Shaili Sathyu’s Gillo Theatre Repertory recently performed some of their new plays at various venues across the city. Shaili has been working assiduously with children, but the plays produced or directed by her, appeal as much or more to grown-ups, which is how it should be.
Hanuman Ki Ramayan was one of them, done in swaang-nautanki form; before the show, the director, Dr Devendra Sharma said that today’s kids know a lot about Western culture, but very little about our own. And it’s true — many an urban parent would frown at the thought of taking their kids to see an Indian folk play, but would proudly take them to an English musical.
So Shaili has started on a series of short performances for young audiences, using various theatrical forms. Her productions are simple, so the plays do not need auditorium — they can be staged anywhere, which automatically widens their reach. (Her father, M S Sathyu designs most of her sets, and he has years of experience with IPTA and other groups, doing imaginative yet spare sets.)
She gets actors who are also willing to learn a traditional form and work long months to get it right. Hanuman Ki Ramayan, based on a Devdutt Pattanaik story is a delightful piece about Valmiki, who has written the Ramayan and is gathering praise all over, when a mischievous Narad tells him that Hanuman has written a much better version. Valmiki is shocked and decides to travel to the Himalayas to see for himself. The meeting with Hanuman turns out to be a lesson in humility and devotion.

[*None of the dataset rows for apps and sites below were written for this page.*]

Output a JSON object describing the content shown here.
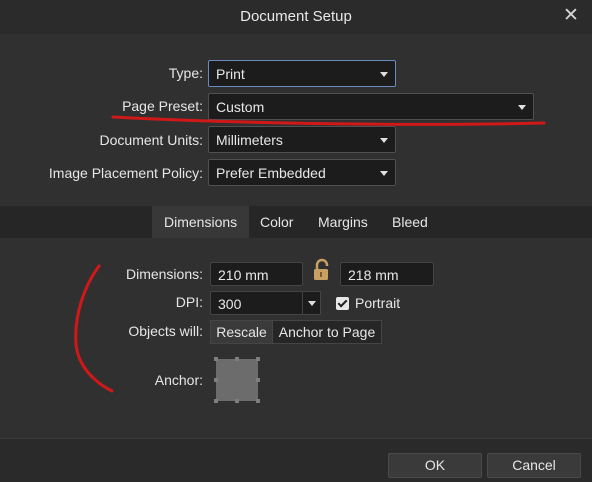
{
  "window": {
    "title": "Document Setup",
    "close_glyph": "✕"
  },
  "setup": {
    "type": {
      "label": "Type:",
      "value": "Print"
    },
    "page_preset": {
      "label": "Page Preset:",
      "value": "Custom"
    },
    "document_units": {
      "label": "Document Units:",
      "value": "Millimeters"
    },
    "image_placement": {
      "label": "Image Placement Policy:",
      "value": "Prefer Embedded"
    }
  },
  "tabs": [
    {
      "label": "Dimensions",
      "active": true
    },
    {
      "label": "Color",
      "active": false
    },
    {
      "label": "Margins",
      "active": false
    },
    {
      "label": "Bleed",
      "active": false
    }
  ],
  "dimensions": {
    "label": "Dimensions:",
    "width": "210 mm",
    "height": "218 mm",
    "lock_icon": "padlock-icon",
    "dpi_label": "DPI:",
    "dpi_value": "300",
    "portrait_label": "Portrait",
    "portrait_checked": true,
    "objects_label": "Objects will:",
    "objects_options": [
      "Rescale",
      "Anchor to Page"
    ],
    "objects_selected": "Rescale",
    "anchor_label": "Anchor:"
  },
  "footer": {
    "ok_label": "OK",
    "cancel_label": "Cancel"
  },
  "colors": {
    "annotation_red": "#d01818",
    "focus_border": "#6a8bbd"
  }
}
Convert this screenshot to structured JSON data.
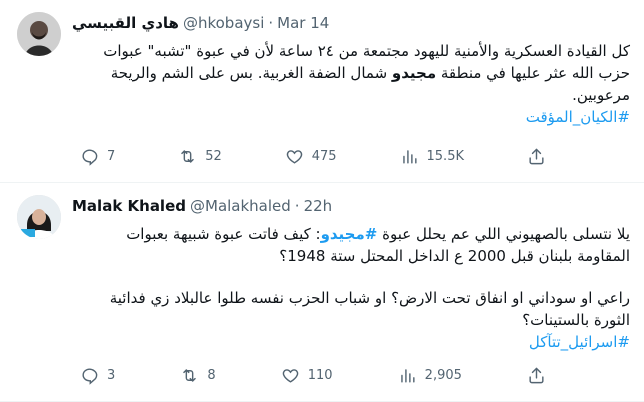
{
  "tweets": [
    {
      "name": "هادي القبيسي",
      "handle": "@hkobaysi",
      "separator": "·",
      "time": "Mar 14",
      "text_line1": "كل القيادة العسكرية والأمنية لليهود مجتمعة من ٢٤ ساعة لأن في عبوة \"تشبه\" عبوات",
      "text_line2_pre": "حزب الله عثر عليها في منطقة ",
      "text_line2_kw": "مجيدو",
      "text_line2_post": " شمال الضفة الغربية. بس على الشم والريحة",
      "text_line3": "مرعوبين.",
      "hashtag": "#الكيان_المؤقت",
      "replies": "7",
      "retweets": "52",
      "likes": "475",
      "views": "15.5K"
    },
    {
      "name": "Malak Khaled",
      "handle": "@Malakhaled",
      "separator": "·",
      "time": "22h",
      "text_line1_pre": "يلا نتسلى بالصهيوني اللي عم يحلل عبوة ",
      "text_line1_tag": "#مجيدو",
      "text_line1_post": ": كيف فاتت عبوة شبيهة بعبوات",
      "text_line2": "المقاومة بلبنان قبل 2000 ع الداخل المحتل ستة 1948؟",
      "text_line3": "راعي او سوداني او انفاق تحت الارض؟ او شباب الحزب نفسه طلوا عالبلاد  زي فدائية",
      "text_line4": "الثورة بالستينات؟",
      "hashtag": "#اسرائيل_تتآكل",
      "replies": "3",
      "retweets": "8",
      "likes": "110",
      "views": "2,905"
    }
  ],
  "icons": [
    "reply-icon",
    "retweet-icon",
    "like-icon",
    "views-icon",
    "share-icon"
  ],
  "colors": {
    "link": "#1d9bf0",
    "muted": "#536471",
    "text": "#0f1419"
  }
}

The most beautiful and moving play of this children’s season was Atul Tiwari’s Taoos Chaman Ki Myna, adapted from a story by Naiyer Masud, and directed with flair, using melodious music (Amod Bhatt) and fabulous choreography (Pooja Pant).
Children (and adults) are introduced to the reign of the flamboyant Wajid Ali Shah, a connoisseur and patron of the arts. He turned out to be the last ruler of Awadh, before the British annexed his kingdom. (Film buffs would remember Satyajit Ray’s Shatranj Ke Khiladi set in the same period with Amjad Khan playing the Nawab.)
Away from the turbulence of history in the making, the play tells the simple and moving story of a poor man, who cannot afford to buy a rare myna for his motherless daughter, who has set her heart on one.
In the Nawab’s magnificent garden is a huge cage with dozens of mynas (played by the actors who give each bird distinct mannerisms); the Nawab not only knows each bird by name, he also hires a tutor to teach the birds to sing.
The desperate father steals one of the mynas for his daughter Falak, who is enchanted by the bird, also called Falak. In a magical moment that can only happen on stage, the myna (played by a little girl) and the child dance in happiness and fly around the city admiring the sights of Lucknow.
The bird is quietly returned to the cage, then, in a hilarious sequence the birds sing to flatter the British resident and his wife, who is so charmed by Falak that she demands that very myna. But Falak’s singing also reveals to the Nawab that the bird had been taken out of the cage.
According to Masud’s story for want of a myna the kingdom was lost, but in the telling of the tale, children must have learnt a bit of history, an imaginative style of staging, love for birds (or animals) the power of simplicity that can enhance narration by the distilling the essence of emotions. Not many children (or even adults) must have understood the Urdu language entirely, but there would be hardly anyone who was not moved or thrilled by it.
Shaili Sathyu’s passion for her work, enthuses others, and she has managed to get a team of like-minded people together. As a result, the plays done under the Gillo banner are unique, memorable, meaningful and not in the least, pedantic.
It is an achievement for Shaili and others working on children’s theatre, to hold the attention of today’s urban child exposed to sophisticated an expensive forms of entertainment through cinema, television and the net, but children respond instinctively to a good story and honest communication, and for a while, somehow regain that innocence which modern city living has started erasing. Better still, a child who is bewitched by a play (or music concert, or dance recital, or art show) never forgets the experience.
Deepa Gahlot is an award-winning film and theatre critic and an arts administrator